A typical job description for an aged care worker may include the following tasks:
- Establish and maintain strong relationships with clients and their families.
- Provide personalized, client-centred care within their homes.
- Assist with domestic household tasks like cleaning, laundry, and meal preparation.
- Arrange transportation for shopping, appointments, and recreational outings.
- Support clients with personal care tasks, including grooming, dressing, and maintaining hygiene.
- Adhere to health and safety guidelines to ensure the well-being of both yourself and your clients.
Qualifications for Becoming an Aged Care Worker
Becoming an aged care worker does not require any specific certifications, as it is an entry-level position. However, as you will be providing direct client care, you are considered a “key personnel” under the Aged Care Act of 1997. This means that to work for an approved provider, you must meet certain standards.
To qualify for a key personnel role in a Government-approved aged care provider, you must not be a disqualified individual. This entails meeting the following criteria:
You must not be currently bankrupt or considered “insolvent under administration.” If you declare bankruptcy, you will be disqualified until your bankruptcy is discharged, which typically takes three years.
You must not have a criminal record that includes any indictable offences. Indictable offences are serious criminal offences that grant you the right to a trial by jury. Summary offences, which are less severe, do not disqualify you. To verify this, you will need to pass a National Police Check, which searches for convictions of indictable offences across all states and territories.
You must not be of unsound mind, meaning you do not have a mental condition that impairs your ability to understand and control your actions.

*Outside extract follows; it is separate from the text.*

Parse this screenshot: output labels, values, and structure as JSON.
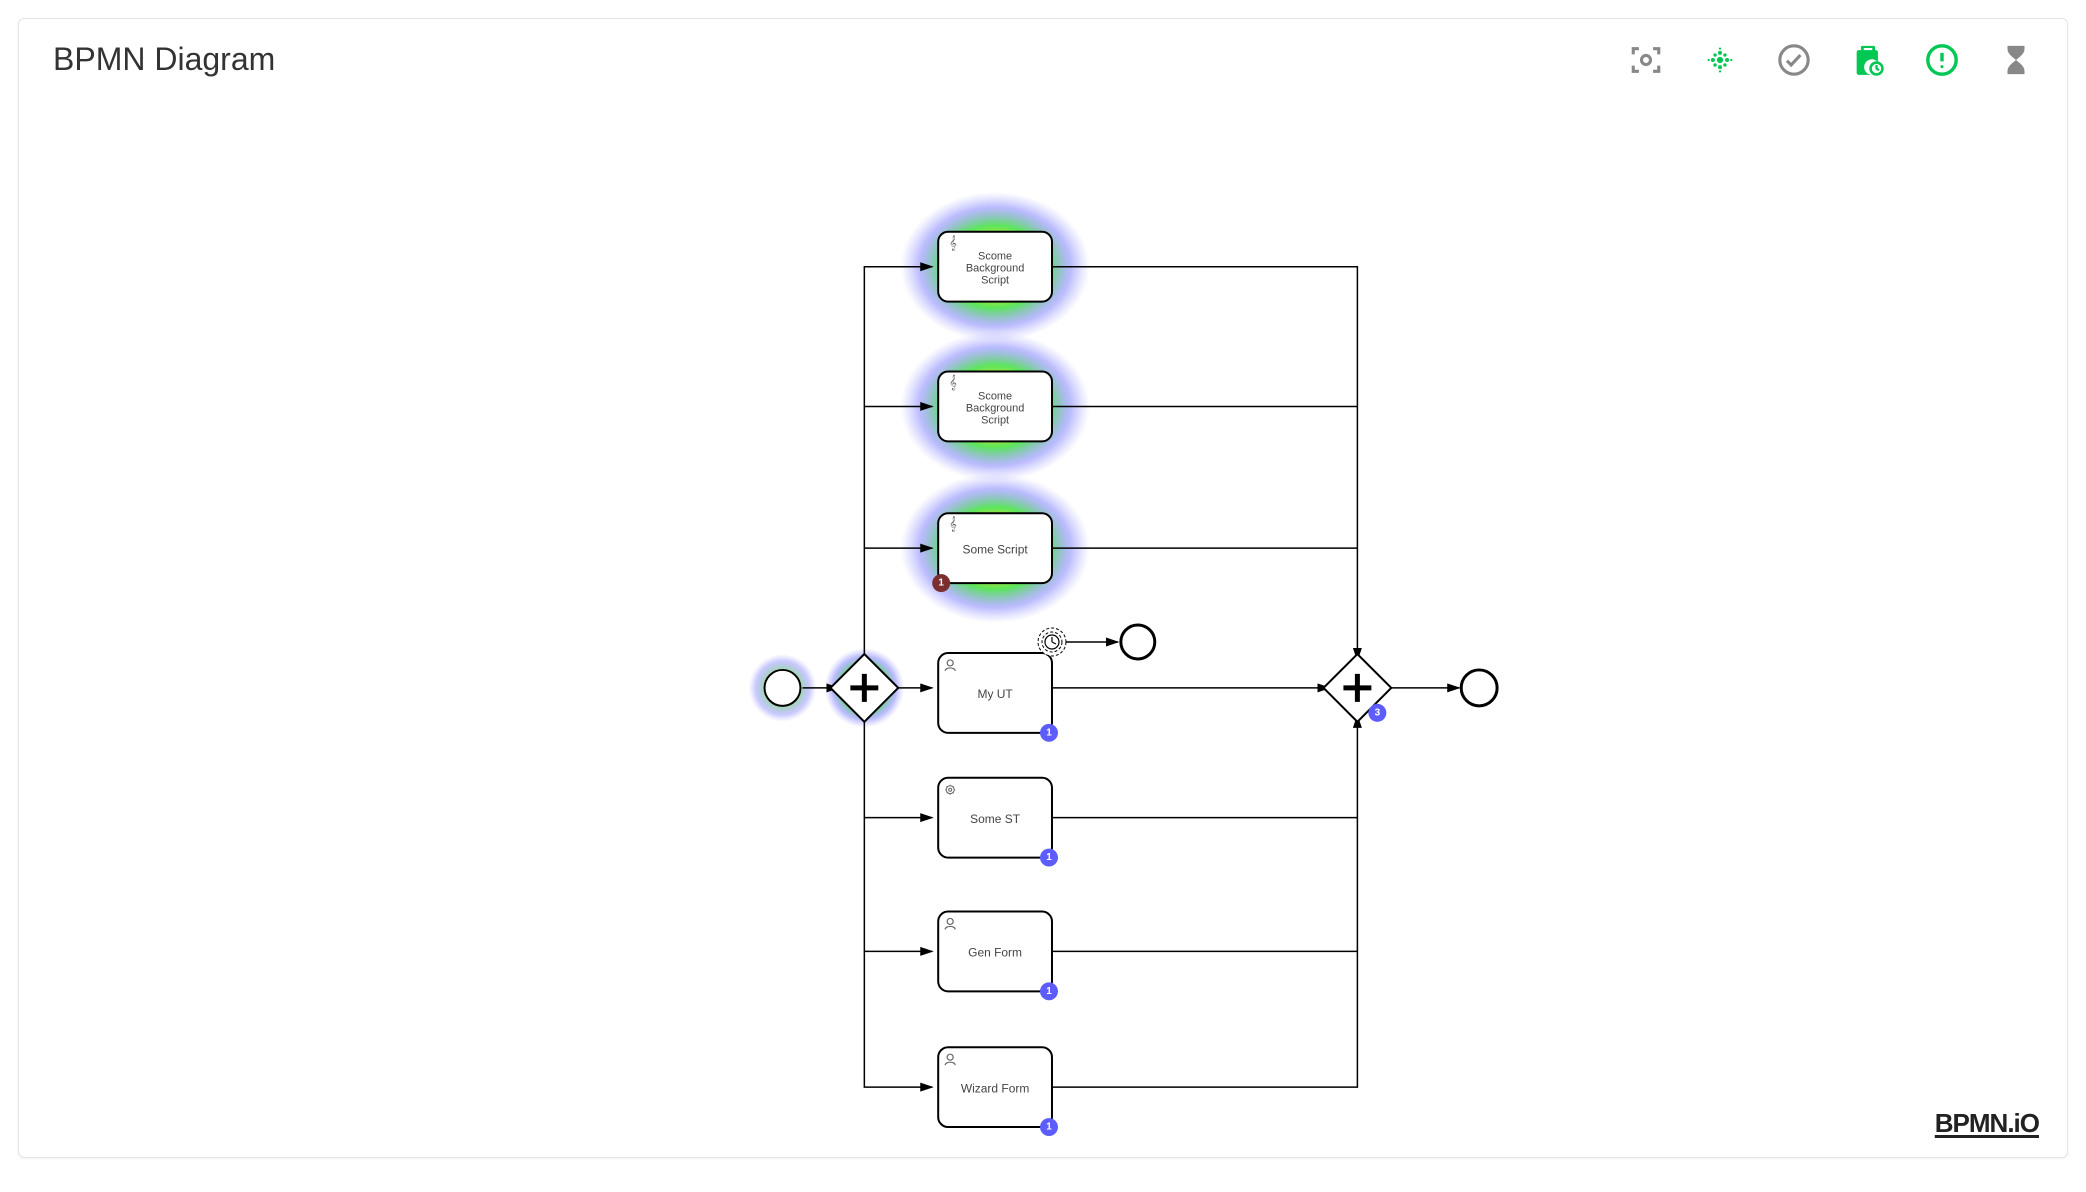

Meeting these minimum qualifications allows you to be employed as an aged care worker. However, obtaining relevant certificates can enhance your skills and increase your employability within the industry. The entry-level training for an aged care worker is Certificate III in Individual Support. This program comprises seven core units and six elective units. By selecting electives in the aging and aged care categories, you can specialize in a Certificate III in Individual Support (Ageing). This certification serves as the foundation for your career as an aged care worker.
For individuals interested in career growth and aspiring to supervisory roles in aged care, pursuing a Certificate IV in Ageing Support is recommended. This qualification enables you to provide higher-level care and oversee a team of carers.

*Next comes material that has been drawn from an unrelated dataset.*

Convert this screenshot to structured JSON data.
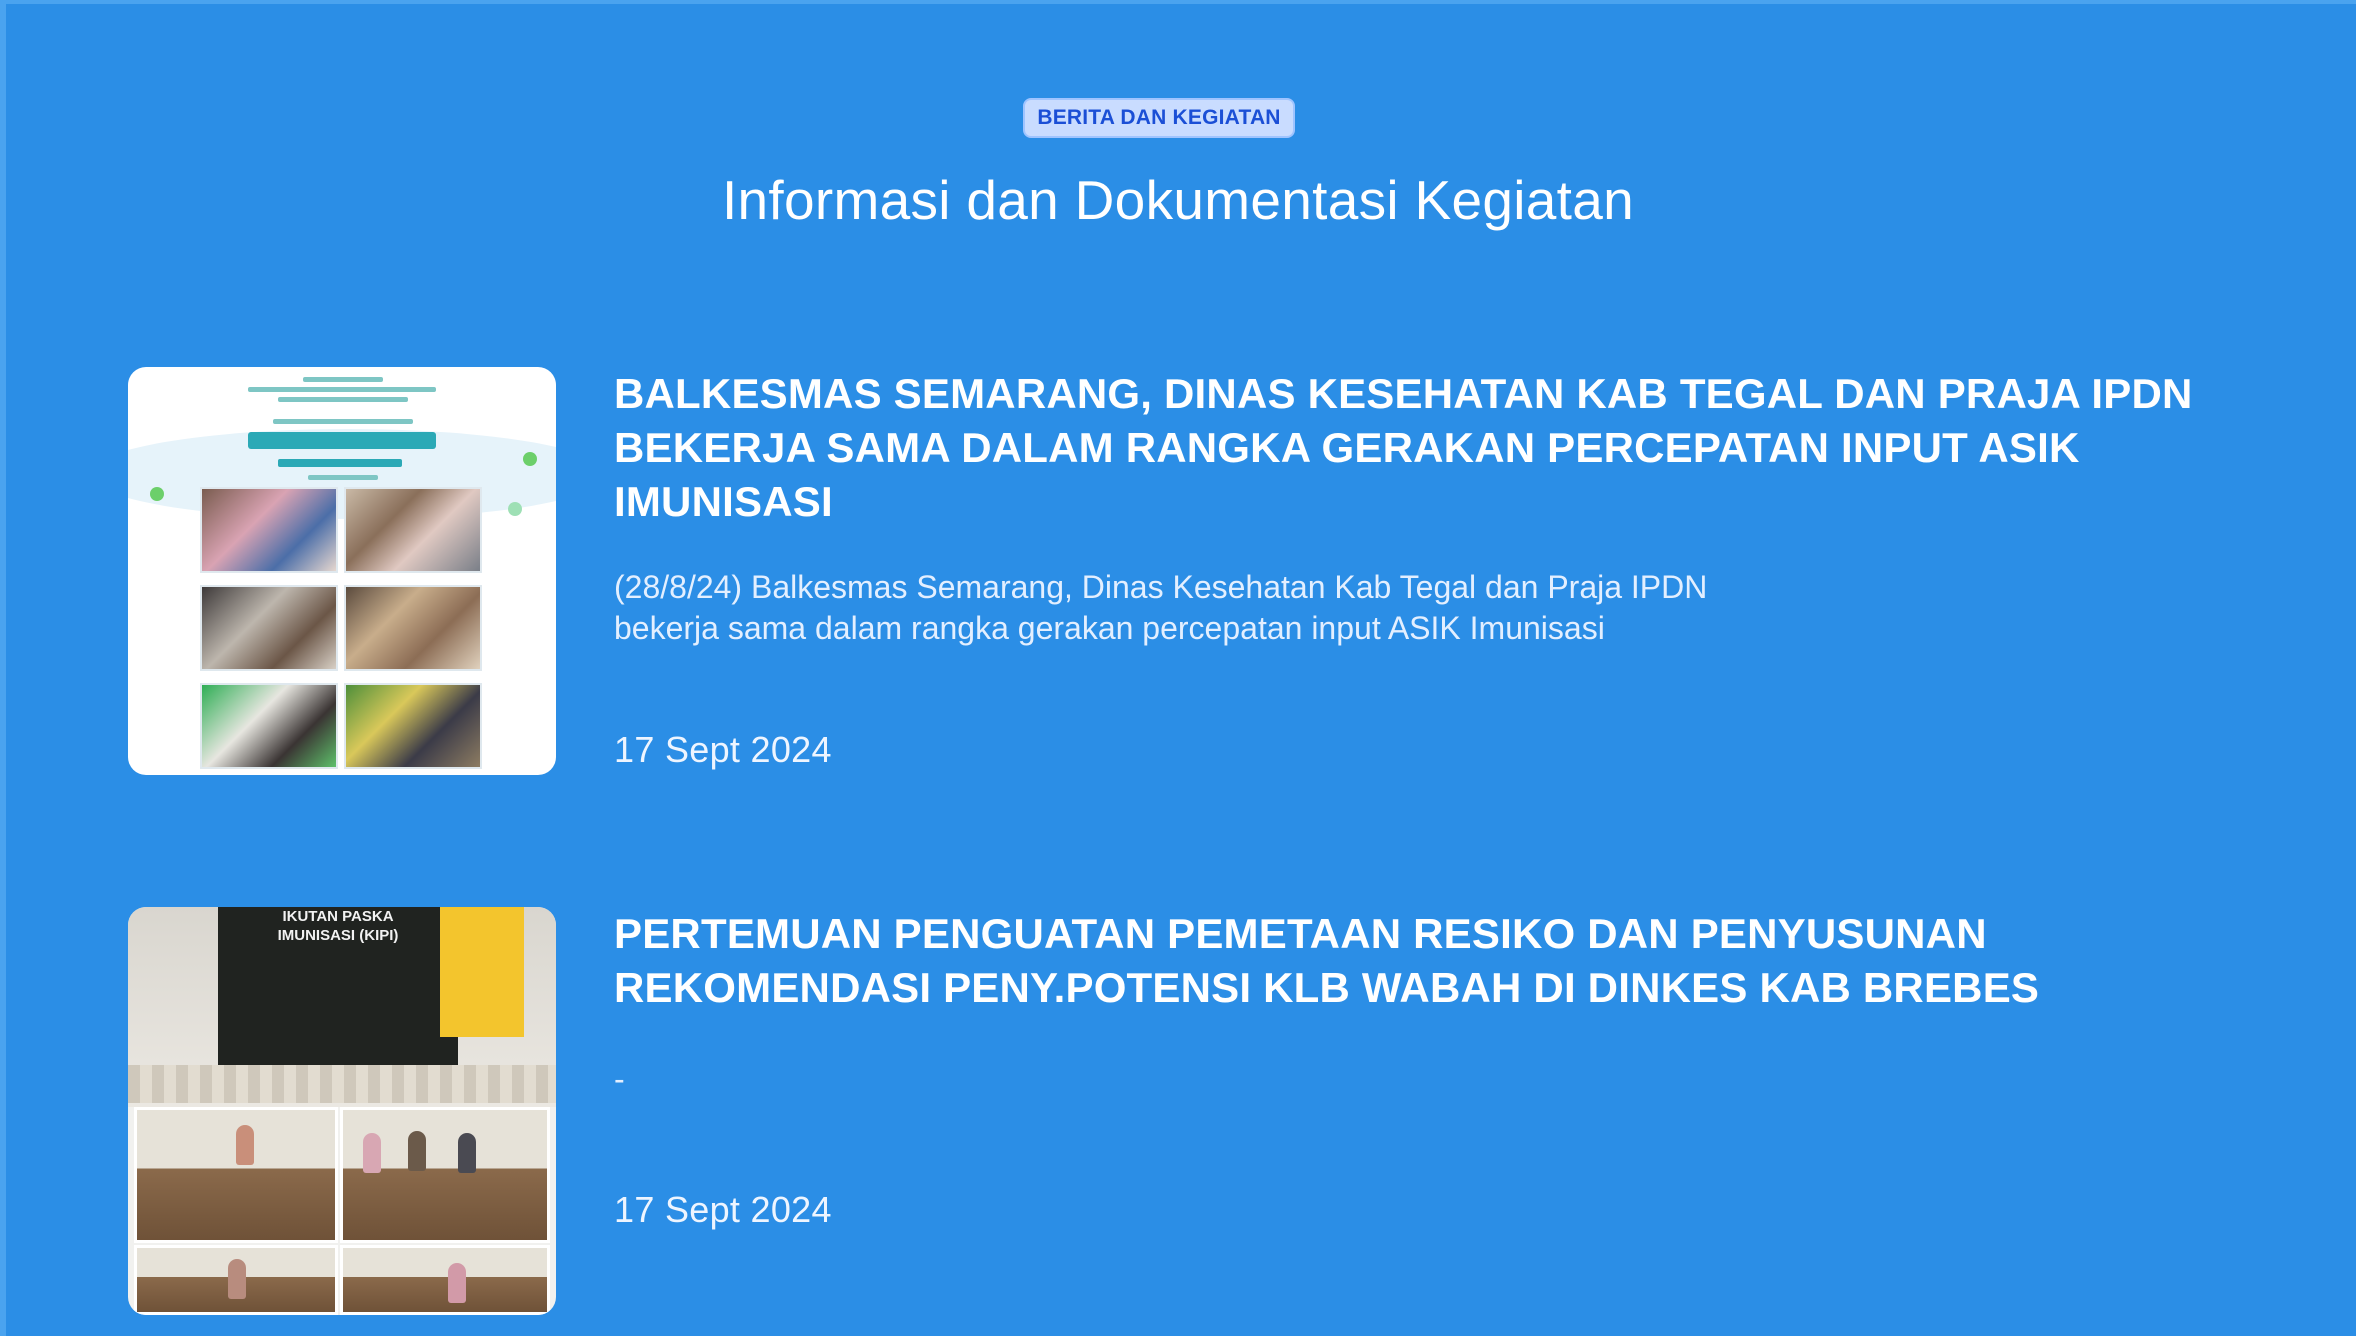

Salary of an Aged Care Worker in Australia
The starting rate for a new aged care worker in Australia is $21.96 per hour, equivalent to $834.60 per week. This rate slightly surpasses the recently increased minimum wage of $20.33 per hour. On average, both new and experienced aged care workers earn around $1265 per week, which is slightly lower than the overall average for all occupations, which stands at $1460 per week.
Job Outlook for Aged Care Workers
The job outlook for aged care workers in Australia is excellent. Between 2014 and 2019, the industry experienced significant growth, with the addition of 45,800 jobs, representing an increase of nearly 35%. As Australia’s population continues to age, the demand for aged care workers is expected to increase further.
Given the global pandemic’s impact, now is an opportune time to enter the healthcare field. Aged care workers are in high demand, and the abundance of entry-level opportunities makes this industry an excellent starting point for a career with substantial growth potential.